(Website and app data records)
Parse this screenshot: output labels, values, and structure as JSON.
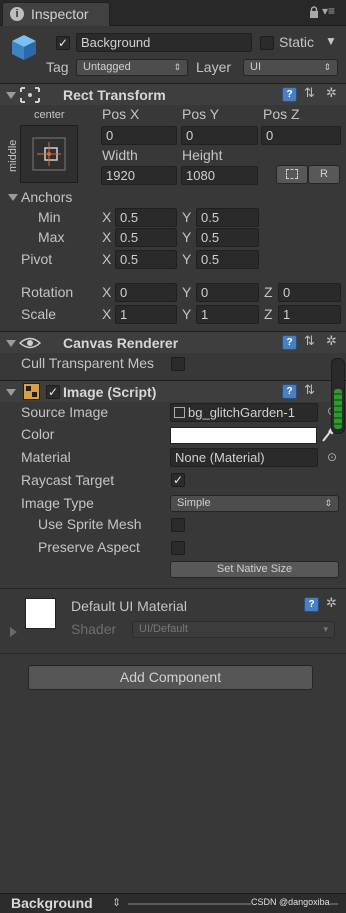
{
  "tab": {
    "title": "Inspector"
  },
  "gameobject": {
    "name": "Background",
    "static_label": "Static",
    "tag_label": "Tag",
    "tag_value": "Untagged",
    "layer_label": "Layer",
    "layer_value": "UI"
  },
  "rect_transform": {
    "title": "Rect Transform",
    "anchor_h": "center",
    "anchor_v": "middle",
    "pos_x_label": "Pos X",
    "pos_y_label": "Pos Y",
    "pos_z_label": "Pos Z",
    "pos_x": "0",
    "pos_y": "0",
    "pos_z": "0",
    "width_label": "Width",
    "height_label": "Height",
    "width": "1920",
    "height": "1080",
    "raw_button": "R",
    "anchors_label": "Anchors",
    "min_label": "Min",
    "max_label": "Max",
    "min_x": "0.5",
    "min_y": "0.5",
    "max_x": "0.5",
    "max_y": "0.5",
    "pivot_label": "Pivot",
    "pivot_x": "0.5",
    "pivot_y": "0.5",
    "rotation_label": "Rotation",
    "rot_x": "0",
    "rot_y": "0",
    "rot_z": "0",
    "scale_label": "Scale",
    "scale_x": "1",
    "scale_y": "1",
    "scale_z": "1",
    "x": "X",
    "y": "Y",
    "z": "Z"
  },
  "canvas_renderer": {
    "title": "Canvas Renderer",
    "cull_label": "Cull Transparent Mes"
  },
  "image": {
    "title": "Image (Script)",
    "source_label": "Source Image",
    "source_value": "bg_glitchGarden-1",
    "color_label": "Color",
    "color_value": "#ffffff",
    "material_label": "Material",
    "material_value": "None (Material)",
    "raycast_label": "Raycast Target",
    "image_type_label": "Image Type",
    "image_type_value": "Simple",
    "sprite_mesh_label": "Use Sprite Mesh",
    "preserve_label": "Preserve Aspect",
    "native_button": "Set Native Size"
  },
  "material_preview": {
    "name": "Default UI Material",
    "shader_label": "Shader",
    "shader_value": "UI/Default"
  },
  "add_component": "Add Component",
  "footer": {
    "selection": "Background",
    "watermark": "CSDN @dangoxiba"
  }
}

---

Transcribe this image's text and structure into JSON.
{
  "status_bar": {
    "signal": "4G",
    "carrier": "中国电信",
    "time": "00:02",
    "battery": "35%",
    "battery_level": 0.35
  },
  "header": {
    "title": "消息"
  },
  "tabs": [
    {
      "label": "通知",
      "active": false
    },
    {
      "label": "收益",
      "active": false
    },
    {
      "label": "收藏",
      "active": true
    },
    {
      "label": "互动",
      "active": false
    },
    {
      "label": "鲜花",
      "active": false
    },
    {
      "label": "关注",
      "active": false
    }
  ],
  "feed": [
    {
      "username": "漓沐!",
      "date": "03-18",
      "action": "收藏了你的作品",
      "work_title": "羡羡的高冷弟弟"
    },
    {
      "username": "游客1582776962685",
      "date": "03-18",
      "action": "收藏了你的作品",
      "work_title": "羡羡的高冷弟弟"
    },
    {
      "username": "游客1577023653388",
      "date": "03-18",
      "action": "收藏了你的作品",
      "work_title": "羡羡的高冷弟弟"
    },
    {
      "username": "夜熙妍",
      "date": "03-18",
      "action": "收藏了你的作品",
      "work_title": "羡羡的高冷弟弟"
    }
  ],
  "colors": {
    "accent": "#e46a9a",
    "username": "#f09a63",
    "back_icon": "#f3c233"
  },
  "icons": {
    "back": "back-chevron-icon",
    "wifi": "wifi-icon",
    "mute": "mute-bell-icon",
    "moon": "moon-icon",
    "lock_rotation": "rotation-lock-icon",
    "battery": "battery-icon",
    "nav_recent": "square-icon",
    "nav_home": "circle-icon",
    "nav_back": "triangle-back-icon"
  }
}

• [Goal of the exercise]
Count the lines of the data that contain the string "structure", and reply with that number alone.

• [Answer to this task]
2